# Your goal
Tally the lines in the material below that hold the string "Evaluation" and report the tally alone.

# Dataset content
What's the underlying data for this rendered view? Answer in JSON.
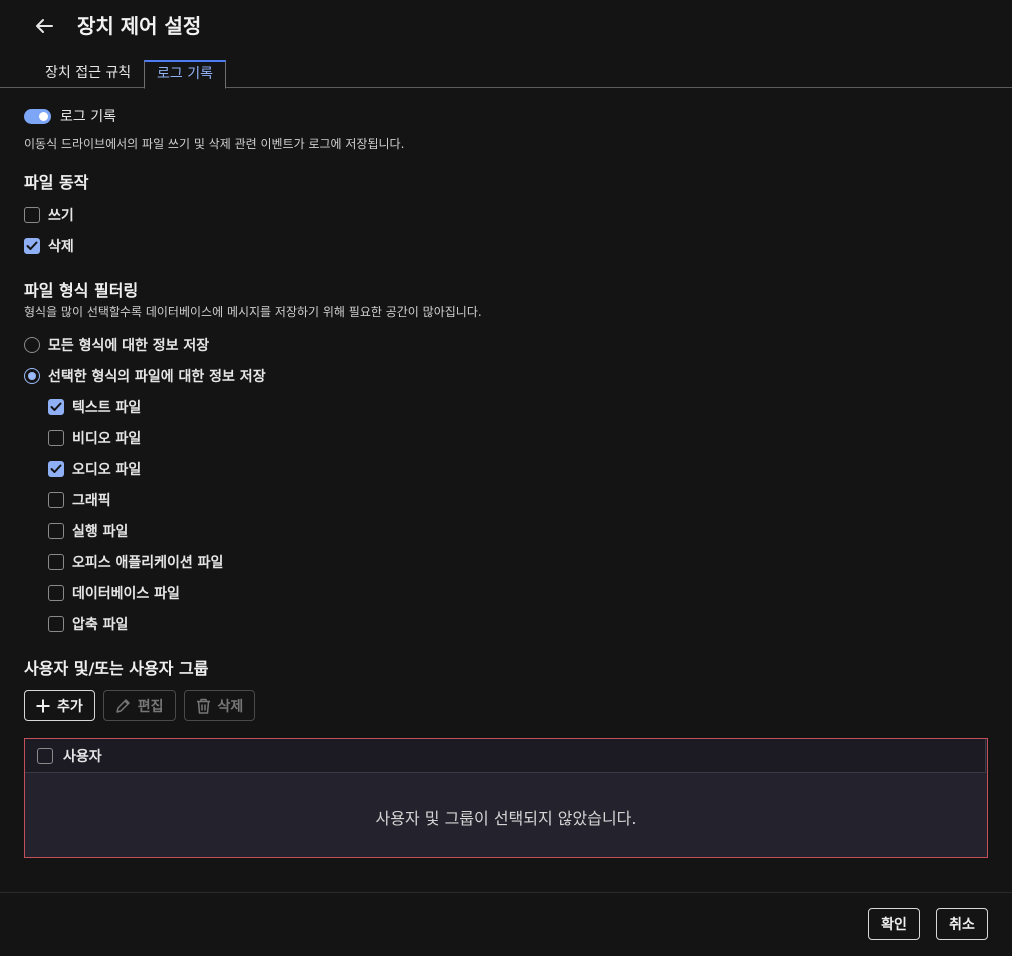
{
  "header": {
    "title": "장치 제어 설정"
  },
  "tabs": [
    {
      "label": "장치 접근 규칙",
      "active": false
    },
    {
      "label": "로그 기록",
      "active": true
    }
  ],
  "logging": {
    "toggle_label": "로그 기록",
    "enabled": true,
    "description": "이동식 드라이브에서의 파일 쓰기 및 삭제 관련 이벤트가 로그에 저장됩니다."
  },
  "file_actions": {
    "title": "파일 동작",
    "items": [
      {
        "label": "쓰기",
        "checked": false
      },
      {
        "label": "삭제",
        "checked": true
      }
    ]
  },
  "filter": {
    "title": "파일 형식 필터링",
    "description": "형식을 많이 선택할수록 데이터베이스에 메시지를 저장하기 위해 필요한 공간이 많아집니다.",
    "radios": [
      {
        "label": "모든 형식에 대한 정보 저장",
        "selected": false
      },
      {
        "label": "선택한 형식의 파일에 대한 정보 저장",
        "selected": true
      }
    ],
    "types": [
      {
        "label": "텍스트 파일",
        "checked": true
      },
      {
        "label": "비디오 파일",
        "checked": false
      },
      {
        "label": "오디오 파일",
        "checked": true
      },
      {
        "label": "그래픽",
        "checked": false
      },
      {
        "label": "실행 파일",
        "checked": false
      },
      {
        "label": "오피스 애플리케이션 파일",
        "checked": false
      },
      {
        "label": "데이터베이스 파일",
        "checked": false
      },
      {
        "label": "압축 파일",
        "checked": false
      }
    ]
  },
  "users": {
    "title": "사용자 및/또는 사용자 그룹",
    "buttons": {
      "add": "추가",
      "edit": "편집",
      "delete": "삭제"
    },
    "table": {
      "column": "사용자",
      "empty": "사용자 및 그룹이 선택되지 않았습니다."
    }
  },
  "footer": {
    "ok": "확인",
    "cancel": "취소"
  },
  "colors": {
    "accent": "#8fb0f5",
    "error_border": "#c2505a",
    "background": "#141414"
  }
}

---

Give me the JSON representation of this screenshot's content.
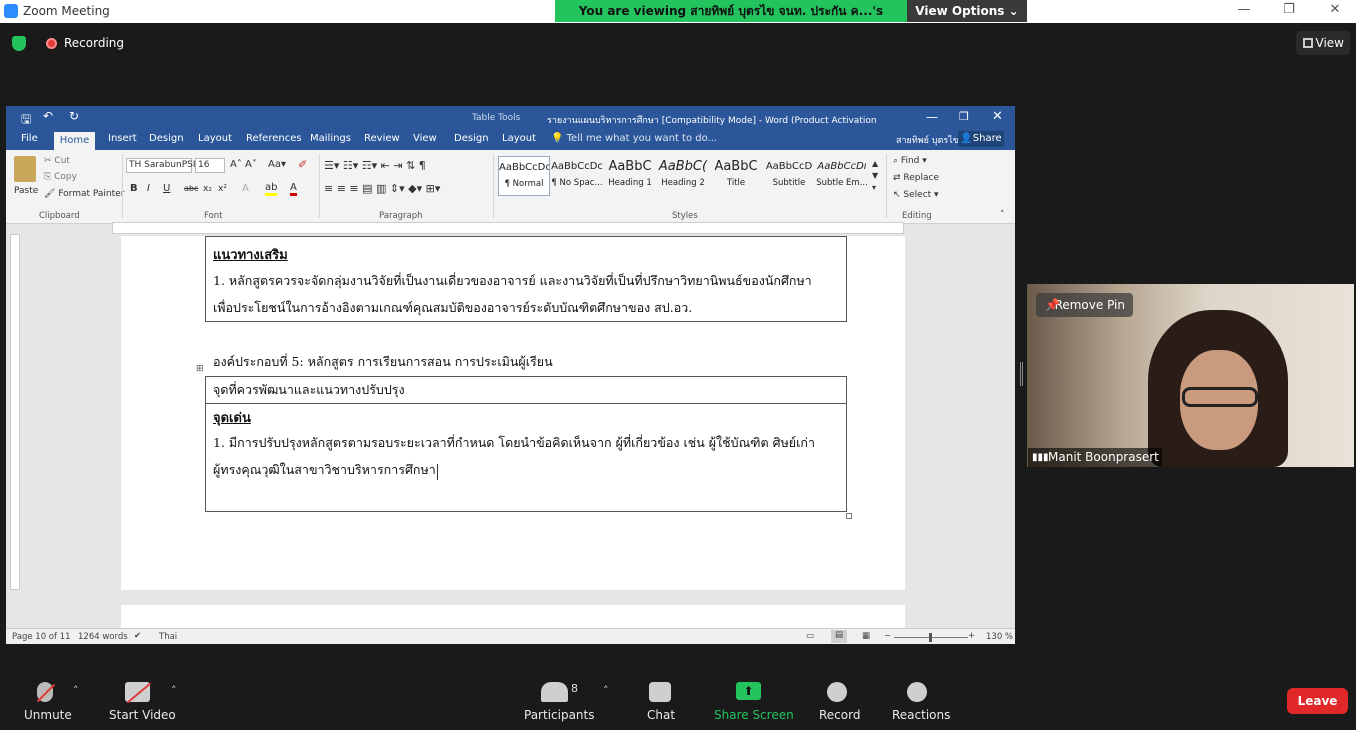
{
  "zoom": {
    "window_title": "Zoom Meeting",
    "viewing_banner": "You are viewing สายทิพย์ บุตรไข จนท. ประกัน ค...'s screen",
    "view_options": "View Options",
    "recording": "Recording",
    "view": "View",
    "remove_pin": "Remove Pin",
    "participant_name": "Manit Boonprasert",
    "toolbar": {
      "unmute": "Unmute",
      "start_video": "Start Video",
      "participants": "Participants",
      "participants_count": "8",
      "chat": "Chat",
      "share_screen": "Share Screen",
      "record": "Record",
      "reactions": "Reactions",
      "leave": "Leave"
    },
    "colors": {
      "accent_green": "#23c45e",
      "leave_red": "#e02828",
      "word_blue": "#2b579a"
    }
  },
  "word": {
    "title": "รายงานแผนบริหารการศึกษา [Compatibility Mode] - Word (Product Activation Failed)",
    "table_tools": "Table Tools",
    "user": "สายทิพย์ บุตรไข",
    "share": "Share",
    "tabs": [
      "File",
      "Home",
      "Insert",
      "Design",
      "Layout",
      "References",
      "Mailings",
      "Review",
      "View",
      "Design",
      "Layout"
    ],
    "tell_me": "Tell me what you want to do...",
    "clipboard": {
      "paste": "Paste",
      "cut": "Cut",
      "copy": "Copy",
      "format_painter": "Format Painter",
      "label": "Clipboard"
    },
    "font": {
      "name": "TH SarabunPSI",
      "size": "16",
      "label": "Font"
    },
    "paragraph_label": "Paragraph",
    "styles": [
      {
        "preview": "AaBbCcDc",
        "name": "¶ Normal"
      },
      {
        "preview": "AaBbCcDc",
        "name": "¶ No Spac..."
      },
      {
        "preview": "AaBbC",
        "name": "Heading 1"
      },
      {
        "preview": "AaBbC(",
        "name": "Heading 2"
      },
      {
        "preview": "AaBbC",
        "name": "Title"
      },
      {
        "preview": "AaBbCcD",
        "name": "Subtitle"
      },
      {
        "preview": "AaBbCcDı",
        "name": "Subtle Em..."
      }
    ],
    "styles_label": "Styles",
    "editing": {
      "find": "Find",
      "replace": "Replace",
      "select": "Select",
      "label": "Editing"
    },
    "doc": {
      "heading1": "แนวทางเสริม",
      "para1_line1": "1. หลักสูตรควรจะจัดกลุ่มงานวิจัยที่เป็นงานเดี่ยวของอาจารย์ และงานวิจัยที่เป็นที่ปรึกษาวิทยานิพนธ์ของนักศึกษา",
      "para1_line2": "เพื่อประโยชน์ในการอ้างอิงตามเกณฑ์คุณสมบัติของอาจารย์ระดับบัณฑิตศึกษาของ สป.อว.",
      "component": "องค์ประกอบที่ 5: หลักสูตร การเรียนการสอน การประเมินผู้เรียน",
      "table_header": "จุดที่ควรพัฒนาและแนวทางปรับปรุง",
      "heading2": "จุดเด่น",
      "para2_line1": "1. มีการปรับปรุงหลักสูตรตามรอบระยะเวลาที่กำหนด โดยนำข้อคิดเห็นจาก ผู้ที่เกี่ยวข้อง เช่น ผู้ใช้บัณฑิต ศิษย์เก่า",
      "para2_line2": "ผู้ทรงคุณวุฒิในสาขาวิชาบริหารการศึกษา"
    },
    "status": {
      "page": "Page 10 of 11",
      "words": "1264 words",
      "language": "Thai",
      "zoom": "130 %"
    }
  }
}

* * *

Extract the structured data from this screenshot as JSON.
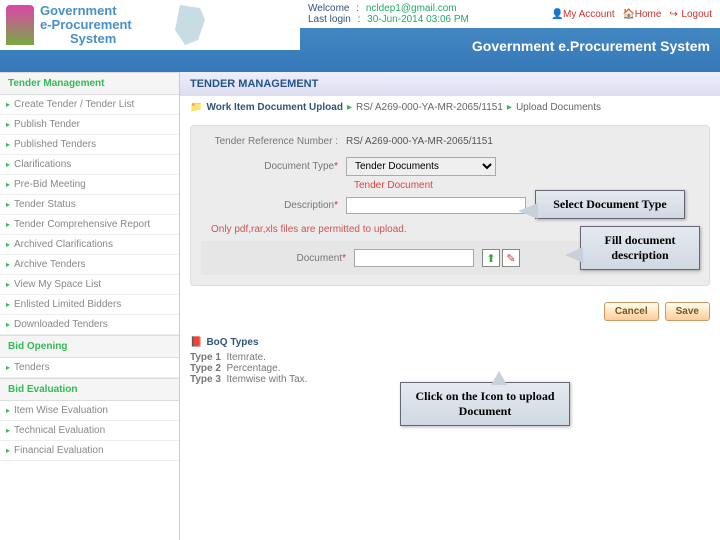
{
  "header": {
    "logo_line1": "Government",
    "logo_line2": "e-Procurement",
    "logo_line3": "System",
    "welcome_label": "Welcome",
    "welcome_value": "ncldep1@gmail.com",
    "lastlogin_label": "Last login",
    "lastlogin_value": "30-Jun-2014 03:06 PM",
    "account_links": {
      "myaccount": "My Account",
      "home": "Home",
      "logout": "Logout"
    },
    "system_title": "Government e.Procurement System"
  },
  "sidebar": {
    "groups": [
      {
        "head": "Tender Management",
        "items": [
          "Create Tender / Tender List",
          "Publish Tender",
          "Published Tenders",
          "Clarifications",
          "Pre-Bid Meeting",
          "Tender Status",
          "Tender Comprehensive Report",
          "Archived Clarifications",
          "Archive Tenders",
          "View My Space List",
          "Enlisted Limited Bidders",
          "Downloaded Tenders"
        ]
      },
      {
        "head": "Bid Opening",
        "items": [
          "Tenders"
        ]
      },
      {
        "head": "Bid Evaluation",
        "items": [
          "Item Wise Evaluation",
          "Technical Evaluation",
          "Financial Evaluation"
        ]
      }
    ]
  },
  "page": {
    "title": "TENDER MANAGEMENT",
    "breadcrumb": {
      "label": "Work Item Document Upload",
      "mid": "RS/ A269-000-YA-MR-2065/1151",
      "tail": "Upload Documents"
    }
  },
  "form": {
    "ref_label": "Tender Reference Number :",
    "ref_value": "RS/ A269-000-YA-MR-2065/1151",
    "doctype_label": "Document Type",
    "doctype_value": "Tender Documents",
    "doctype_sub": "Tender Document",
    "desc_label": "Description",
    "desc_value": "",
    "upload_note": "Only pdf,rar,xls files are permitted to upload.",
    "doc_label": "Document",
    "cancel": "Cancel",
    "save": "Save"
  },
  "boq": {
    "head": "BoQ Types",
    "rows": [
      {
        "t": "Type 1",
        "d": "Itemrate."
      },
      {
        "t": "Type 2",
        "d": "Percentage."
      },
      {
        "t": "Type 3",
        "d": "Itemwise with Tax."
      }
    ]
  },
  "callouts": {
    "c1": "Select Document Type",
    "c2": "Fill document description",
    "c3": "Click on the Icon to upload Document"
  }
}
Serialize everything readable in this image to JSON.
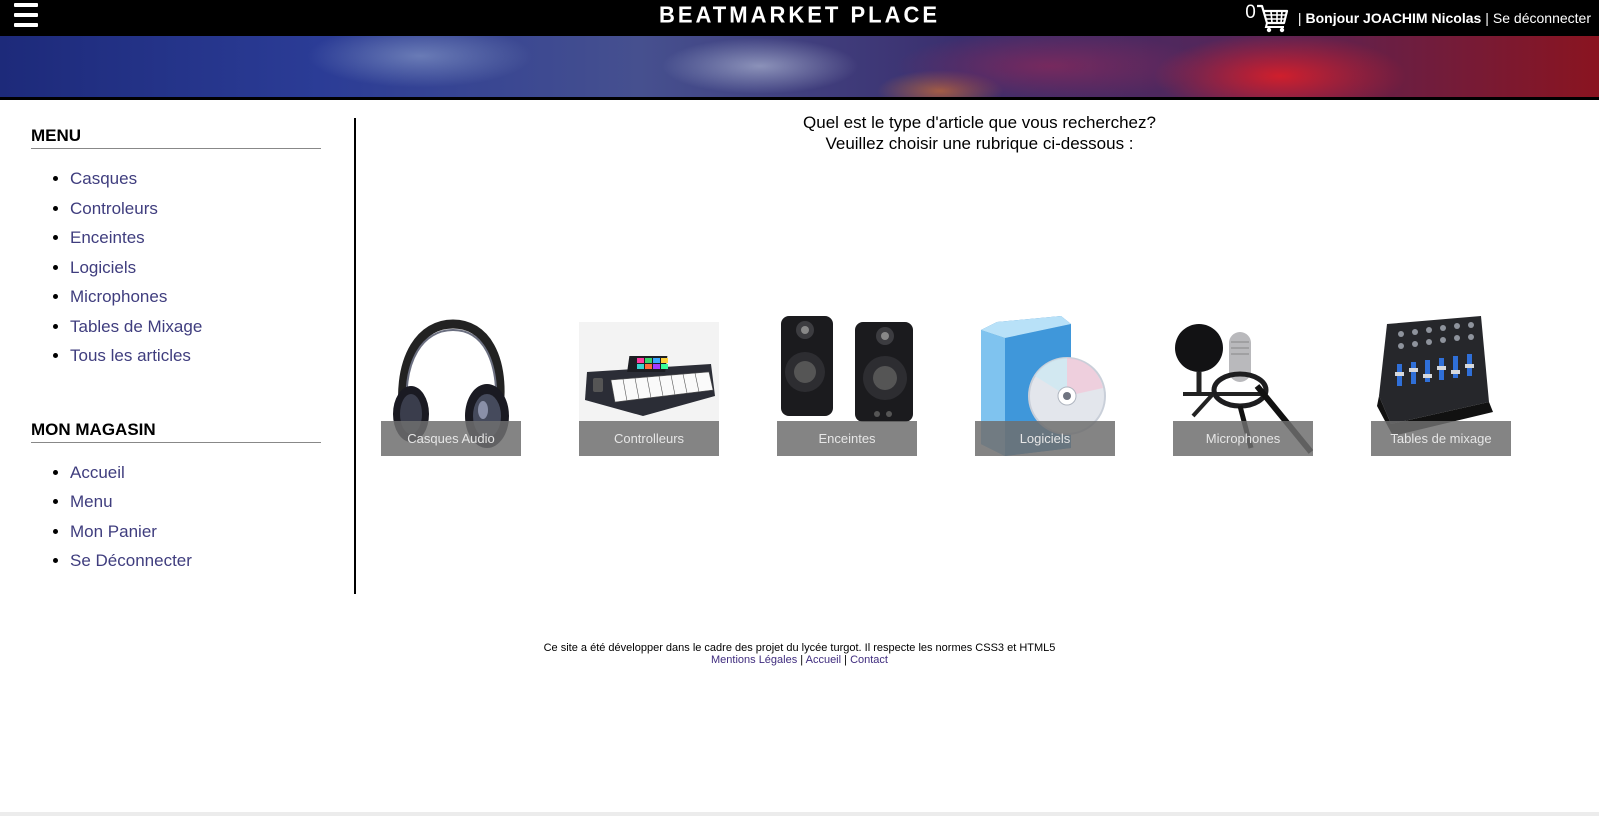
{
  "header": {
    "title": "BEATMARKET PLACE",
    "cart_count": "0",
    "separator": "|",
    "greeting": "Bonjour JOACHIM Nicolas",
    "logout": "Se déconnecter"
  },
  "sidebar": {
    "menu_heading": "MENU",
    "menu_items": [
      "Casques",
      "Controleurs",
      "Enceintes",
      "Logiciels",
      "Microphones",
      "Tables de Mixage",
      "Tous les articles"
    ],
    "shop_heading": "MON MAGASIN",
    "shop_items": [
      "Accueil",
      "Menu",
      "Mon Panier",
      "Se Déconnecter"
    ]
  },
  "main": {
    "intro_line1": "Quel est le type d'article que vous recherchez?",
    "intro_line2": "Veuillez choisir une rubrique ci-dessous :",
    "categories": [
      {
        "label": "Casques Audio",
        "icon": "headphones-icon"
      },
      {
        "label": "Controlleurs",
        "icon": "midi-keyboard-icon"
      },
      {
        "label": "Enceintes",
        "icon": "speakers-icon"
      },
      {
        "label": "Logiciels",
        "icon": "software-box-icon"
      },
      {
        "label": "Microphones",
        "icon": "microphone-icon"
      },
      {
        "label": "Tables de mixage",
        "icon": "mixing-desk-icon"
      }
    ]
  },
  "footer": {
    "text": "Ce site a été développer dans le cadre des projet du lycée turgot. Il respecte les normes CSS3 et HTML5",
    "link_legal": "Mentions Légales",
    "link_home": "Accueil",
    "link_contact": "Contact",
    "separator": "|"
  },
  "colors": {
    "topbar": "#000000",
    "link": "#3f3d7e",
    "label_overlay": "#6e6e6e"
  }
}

# Answer for the task
4